An exact copy of every record is the expected answer.

■ ■ ■ ■

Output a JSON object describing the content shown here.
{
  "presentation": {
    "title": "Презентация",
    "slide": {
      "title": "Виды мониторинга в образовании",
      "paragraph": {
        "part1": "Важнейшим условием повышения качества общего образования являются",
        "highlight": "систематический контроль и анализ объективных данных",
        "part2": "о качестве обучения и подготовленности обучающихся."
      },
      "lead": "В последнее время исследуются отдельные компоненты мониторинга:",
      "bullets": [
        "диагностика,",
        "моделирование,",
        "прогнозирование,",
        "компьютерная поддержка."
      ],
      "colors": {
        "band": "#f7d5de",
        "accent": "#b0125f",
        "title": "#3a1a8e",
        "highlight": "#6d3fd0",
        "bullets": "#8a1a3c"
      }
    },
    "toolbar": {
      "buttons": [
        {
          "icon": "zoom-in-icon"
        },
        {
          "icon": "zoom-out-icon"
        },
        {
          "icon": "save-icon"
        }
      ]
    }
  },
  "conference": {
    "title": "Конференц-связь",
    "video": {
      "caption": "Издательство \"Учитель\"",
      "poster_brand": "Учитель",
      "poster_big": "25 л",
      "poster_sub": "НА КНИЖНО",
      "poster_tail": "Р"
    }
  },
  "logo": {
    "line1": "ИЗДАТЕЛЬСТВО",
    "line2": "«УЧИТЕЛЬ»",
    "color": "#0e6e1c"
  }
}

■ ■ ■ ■

*RESPONSE FOR THIS EXERCISE*:
Output a JSON object describing the content shown here.
{
  "presentation": {
    "title": "Презентация",
    "slide": {
      "title": "Виды мониторинга в образовании",
      "paragraph": {
        "part1": "Важнейшим условием повышения качества общего образования являются",
        "highlight": "систематический контроль и анализ объективных данных",
        "part2": "о качестве обучения и подготовленности обучающихся."
      },
      "lead": "В последнее время исследуются отдельные компоненты мониторинга:",
      "bullets": [
        "диагностика,",
        "моделирование,",
        "прогнозирование,",
        "компьютерная поддержка."
      ],
      "colors": {
        "band": "#f7d5de",
        "accent": "#b0125f",
        "title": "#3a1a8e",
        "highlight": "#6d3fd0",
        "bullets": "#8a1a3c"
      }
    },
    "toolbar": {
      "buttons": [
        {
          "icon": "zoom-in-icon"
        },
        {
          "icon": "zoom-out-icon"
        },
        {
          "icon": "save-icon"
        }
      ]
    }
  },
  "conference": {
    "title": "Конференц-связь",
    "video": {
      "caption": "Издательство \"Учитель\"",
      "poster_brand": "Учитель",
      "poster_big": "25 л",
      "poster_sub": "НА КНИЖНО",
      "poster_tail": "Р"
    }
  },
  "logo": {
    "line1": "ИЗДАТЕЛЬСТВО",
    "line2": "«УЧИТЕЛЬ»",
    "color": "#0e6e1c"
  }
}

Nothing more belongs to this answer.